I hope this is a case of “in like a lion and out like a lamb.” January was not particularly kind to investors; volatility is back and will likely be here for a while. We got spoiled. For more than a decade, we’ve been in up-only and buy-the-dip territory; all that was required was patience. As the saying goes, all good things must come to an end. To be clear, this doesn’t mean that markets can’t or won’t go up, but it does mean that the overall conditions have changed, and so does the strategy required to navigate them.

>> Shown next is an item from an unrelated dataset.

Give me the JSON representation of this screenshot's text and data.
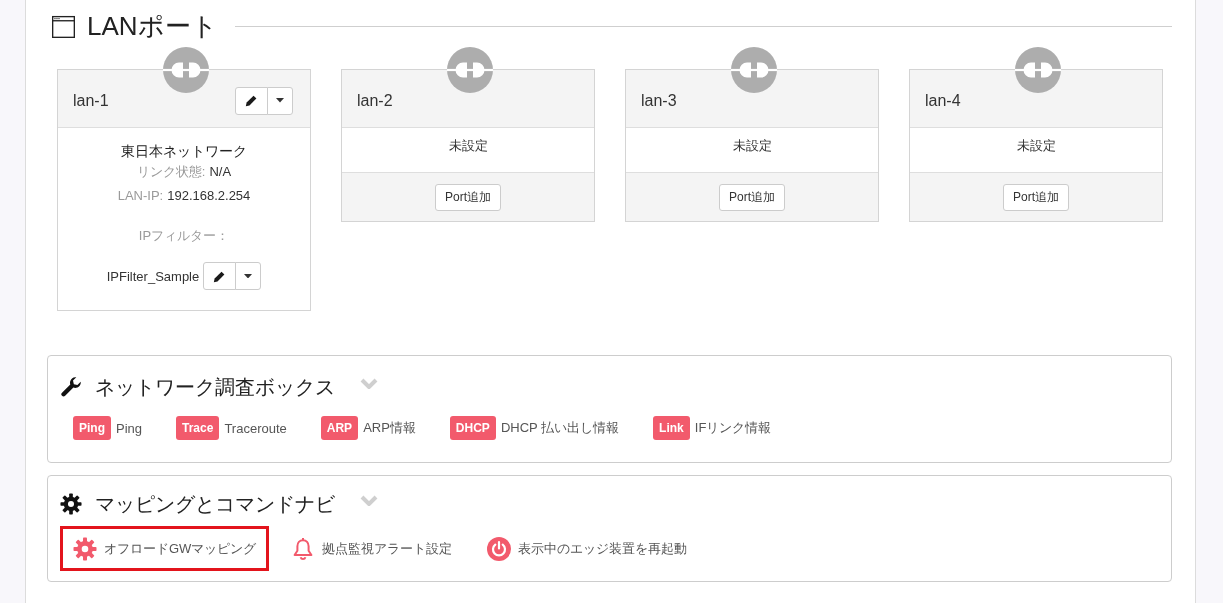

In my opinion, markets have been driven by concerns over policy decisions to be made by the Federal Reserve. The Fed has turned quite “hawkish,” which generally means they want to tighten monetary conditions through raising interest rates and unwinding their purchases of government bonds. All of this is being driven by concerns over high inflation. To me, this appears more political than economic. True, we have all been dealing with rising prices on things like food, energy, cars, and many other things. Inflation is caused by too much money chasing too few goods; however, I don’t think that goes deep enough in this case to explain what’s really going on. You simply cannot discuss current inflation levels without considering the impact of Covid policies, changes in both consumer and employee behavior due to Covid and general demographics. In my mind, there are two different types of inflation at play. The first, which likely has already peaked, is demand-driven inflation. Demand was extraordinarily high in 2021 because the system was flush with money handed out by the government. There were direct-to-consumer payments that went into the hands of people who were very likely to (and did) spend or invest it immediately. That money is now gone, meaning that it’s either already been spent or invested, and the source (government stimulus) has ended, creating what some people refer to as a big fiscal cliff.
The second form of inflation is supply-driven inflation. The supply of almost anything you can think of has been reduced due to a combination of lack of production and shipping. It doesn’t take a math genius to understand that if the basic level of consumption can’t be met due to production and shipping issues, there is only one way for prices to go. This type of inflation is easily fixed, but it does take time. The one area that can’t and won’t be easily fixed is the labor shortage. There is no going back on this one. Three things have happened that have changed the workplace permanently. First, simple demographics. The baby boomers are older now, and they aren’t going back to work. Second, attitudes have changed because of Covid – they call it the Great Resignation – and many people have decided that they simply don’t want to trade their time for money doing things that are killing their soul. I look at this change in attitude much like the change in attitudes of children who lived through the Great Depression, whose experience impacted their financial decisions for the rest of their lives. Covid has done the same thing. The rise of the gig economy has forever changed how younger people choose to earn money. Lastly, the nonstop fear-mongering by traditional media, social media and politicians has scared a group of people out of working at places like Starbucks, Costco, retail stores at the mall and so on because they don’t want to be near other people for extended periods of time. Of everything I just mentioned, the availability and cost of labor will continue to be an issue indefinitely.
What does this all mean? It means that we may be going back to bad news, which is ultimately good news. The Fed has taken on inflation mostly because it’s being wielded as a political weapon right now, and they want to project an image of being proactive about it. Over time, however, the biggest threat to the economy is not inflation, but rather a slowing down of demand coupled with potentially bad Fed policy. If we are lucky, the economy will show signs of slowing earlier, rather than later, which could impact the Fed’s decision to continue tightening policy. The economy can take a few short-term interest rate hikes, but the bond purchases and generally tighter conditions might be more difficult.
Risk management is now front and center. For the next few months, we expect continued volatility, in both directions. That kind of market is hard to trade, even for professionals. Our plan is to maintain strong downside protection and to avoid the big drawdowns. The easy money has been made; this is where the best money managers earn their keep. We’ve learned that what separates the best from everyone else is not that they make more money when things are going well; it’s that they don’t get crushed when things go the other way. Rest assured, we have no plans to get crushed. We will be patient and wait for opportunities to knock. We have great systems in place and who we think are the best people to help guide us through these strange times. Rest assured; you are in good hands.